Here’s my 30-second take on Aardman Animation’s Arthur Christmas.
What on earth was anyone thinking? Luther’s so Kranky he can’t just skip the Christmas-Eve shindig… he wants a "total boycott," even of charitable donations — despite the fact that they’re saving money on the cruise over against their usual seasonal expenditures. (That his wife Nora, played by Jamie Lee Curtis, absolutely refuses to go along with his plans until Luther caves on the charitable donations is some consolation, but not nearly enough.)
Van Allsburg’s simple story of a nameless, doubting boy who rides a magical train to Santa’s home at the North Pole is fleshed out by introducing us to a few of his young fellow passengers, and also by making the train ride and the visit to the North Pole far more eventful.
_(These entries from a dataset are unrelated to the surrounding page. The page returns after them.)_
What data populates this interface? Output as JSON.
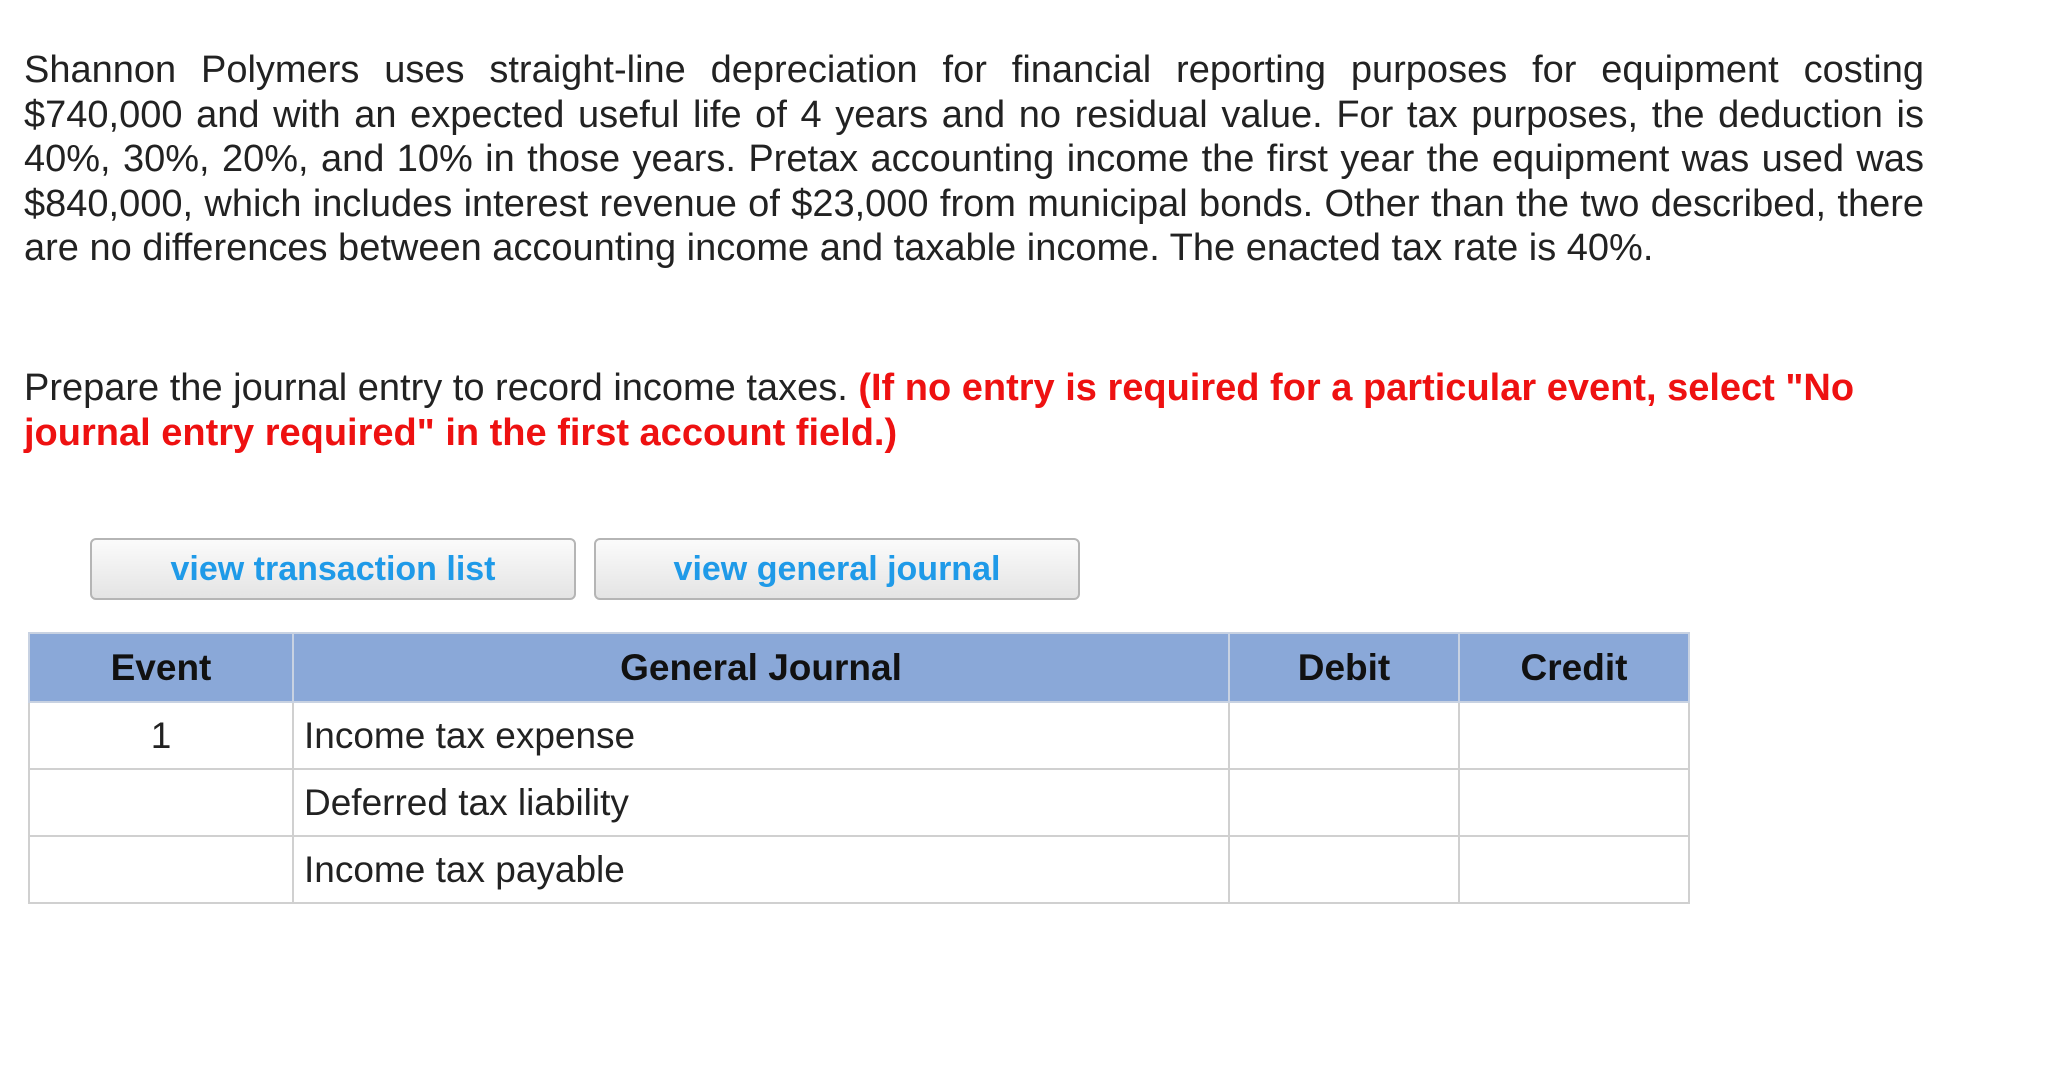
{
  "problem": {
    "text": "Shannon Polymers uses straight-line depreciation for financial reporting purposes for equipment costing $740,000 and with an expected useful life of 4 years and no residual value. For tax purposes, the deduction is 40%, 30%, 20%, and 10% in those years. Pretax accounting income the first year the equipment was used was $840,000, which includes interest revenue of $23,000 from municipal bonds. Other than the two described, there are no differences between accounting income and taxable income. The enacted tax rate is 40%."
  },
  "instruction": {
    "text": "Prepare the journal entry to record income taxes.",
    "warning": "(If no entry is required for a particular event, select \"No journal entry required\" in the first account field.)"
  },
  "buttons": {
    "transaction_list": "view transaction list",
    "general_journal": "view general journal"
  },
  "table": {
    "headers": [
      "Event",
      "General Journal",
      "Debit",
      "Credit"
    ],
    "rows": [
      {
        "event": "1",
        "account": "Income tax expense",
        "debit": "",
        "credit": ""
      },
      {
        "event": "",
        "account": "Deferred tax liability",
        "debit": "",
        "credit": ""
      },
      {
        "event": "",
        "account": "Income tax payable",
        "debit": "",
        "credit": ""
      }
    ]
  },
  "colors": {
    "header_bg": "#8aa8d8",
    "warning": "#ee1111",
    "button_text": "#1f9ae8"
  }
}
These additions are fairly consonant with the spirit of Van Allsburg’s work; almost any two minutes of The Polar Express could be a scene in a Van Allsburg story, even if they could never all be squeezed into a single book. Fans of the writer-artist may be pleased to find The Polar Express about as faithful an adaptation of the author’s work as could be imagined in a feature film.
By the time that you read this short essay of ours / The Grinch will have made ten squintillion more dollars! / The people have spoken! The Grinch is a hit! / So who cares if some critic writes critical crit?
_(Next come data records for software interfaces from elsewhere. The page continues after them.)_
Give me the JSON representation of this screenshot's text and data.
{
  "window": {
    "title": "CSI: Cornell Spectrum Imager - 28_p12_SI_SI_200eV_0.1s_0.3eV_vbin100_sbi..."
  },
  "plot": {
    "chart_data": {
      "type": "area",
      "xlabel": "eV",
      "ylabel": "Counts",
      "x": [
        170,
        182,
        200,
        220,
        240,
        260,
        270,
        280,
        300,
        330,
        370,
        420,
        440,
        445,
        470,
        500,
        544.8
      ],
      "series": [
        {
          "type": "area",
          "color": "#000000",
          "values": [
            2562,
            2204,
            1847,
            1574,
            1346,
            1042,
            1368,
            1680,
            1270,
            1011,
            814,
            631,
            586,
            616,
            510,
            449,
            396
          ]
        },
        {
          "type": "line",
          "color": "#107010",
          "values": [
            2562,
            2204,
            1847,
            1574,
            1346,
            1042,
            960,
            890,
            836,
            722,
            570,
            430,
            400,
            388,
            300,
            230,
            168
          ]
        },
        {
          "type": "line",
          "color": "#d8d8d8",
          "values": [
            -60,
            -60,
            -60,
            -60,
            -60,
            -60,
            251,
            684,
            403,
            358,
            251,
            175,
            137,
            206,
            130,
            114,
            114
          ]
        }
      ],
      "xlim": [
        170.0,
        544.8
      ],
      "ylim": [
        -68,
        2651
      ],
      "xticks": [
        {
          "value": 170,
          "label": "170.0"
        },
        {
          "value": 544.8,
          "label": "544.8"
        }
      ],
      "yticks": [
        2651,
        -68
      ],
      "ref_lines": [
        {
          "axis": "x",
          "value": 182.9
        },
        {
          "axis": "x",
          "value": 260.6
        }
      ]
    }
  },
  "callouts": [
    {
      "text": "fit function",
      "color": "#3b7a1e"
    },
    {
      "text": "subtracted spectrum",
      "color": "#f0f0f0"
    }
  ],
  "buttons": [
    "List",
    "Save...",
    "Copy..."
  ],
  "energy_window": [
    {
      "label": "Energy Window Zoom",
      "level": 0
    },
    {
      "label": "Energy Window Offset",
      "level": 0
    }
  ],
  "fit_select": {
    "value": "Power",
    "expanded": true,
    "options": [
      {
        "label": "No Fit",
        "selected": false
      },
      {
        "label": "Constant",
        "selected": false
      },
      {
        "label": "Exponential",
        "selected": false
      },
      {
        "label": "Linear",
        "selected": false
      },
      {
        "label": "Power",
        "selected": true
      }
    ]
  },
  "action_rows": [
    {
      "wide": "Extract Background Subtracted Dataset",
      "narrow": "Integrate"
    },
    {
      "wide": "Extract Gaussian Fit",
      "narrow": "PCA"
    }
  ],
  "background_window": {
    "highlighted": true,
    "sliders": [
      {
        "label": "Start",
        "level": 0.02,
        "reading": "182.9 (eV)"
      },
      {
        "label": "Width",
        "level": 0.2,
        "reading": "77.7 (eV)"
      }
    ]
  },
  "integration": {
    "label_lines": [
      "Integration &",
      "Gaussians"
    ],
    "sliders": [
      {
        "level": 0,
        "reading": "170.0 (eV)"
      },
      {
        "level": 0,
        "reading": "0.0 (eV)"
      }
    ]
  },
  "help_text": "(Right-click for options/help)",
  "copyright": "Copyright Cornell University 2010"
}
If it were only predictable, syrupy, and overlong, The Family Man might still be worth watching for the appealing performances from Leoni and Cage. Alas, its problems are more deep-rooted than that.
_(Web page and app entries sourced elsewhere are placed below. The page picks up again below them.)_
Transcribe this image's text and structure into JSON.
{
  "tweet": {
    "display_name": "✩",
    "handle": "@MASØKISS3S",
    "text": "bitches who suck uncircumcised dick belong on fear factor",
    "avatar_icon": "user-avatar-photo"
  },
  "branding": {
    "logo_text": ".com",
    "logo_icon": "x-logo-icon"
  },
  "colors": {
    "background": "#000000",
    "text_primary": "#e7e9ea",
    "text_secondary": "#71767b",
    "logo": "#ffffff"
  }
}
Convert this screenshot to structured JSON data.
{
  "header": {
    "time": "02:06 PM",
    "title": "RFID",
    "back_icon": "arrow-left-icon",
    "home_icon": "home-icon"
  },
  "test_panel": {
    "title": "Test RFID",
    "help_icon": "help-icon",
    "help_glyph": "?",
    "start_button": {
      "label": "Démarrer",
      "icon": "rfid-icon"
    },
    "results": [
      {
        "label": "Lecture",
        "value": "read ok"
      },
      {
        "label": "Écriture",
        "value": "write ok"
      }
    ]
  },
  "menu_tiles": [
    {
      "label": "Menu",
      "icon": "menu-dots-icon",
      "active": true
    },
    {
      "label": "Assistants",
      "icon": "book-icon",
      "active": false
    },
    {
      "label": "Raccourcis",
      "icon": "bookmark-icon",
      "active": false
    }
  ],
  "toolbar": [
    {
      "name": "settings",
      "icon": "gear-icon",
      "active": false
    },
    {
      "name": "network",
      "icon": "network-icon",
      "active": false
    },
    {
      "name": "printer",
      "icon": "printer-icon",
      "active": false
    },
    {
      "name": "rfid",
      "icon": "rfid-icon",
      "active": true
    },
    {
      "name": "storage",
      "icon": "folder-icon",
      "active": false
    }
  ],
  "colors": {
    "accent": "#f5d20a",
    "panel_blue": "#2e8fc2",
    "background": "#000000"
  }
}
Copyright © 2000– Steven D. Greydanus. All rights reserved.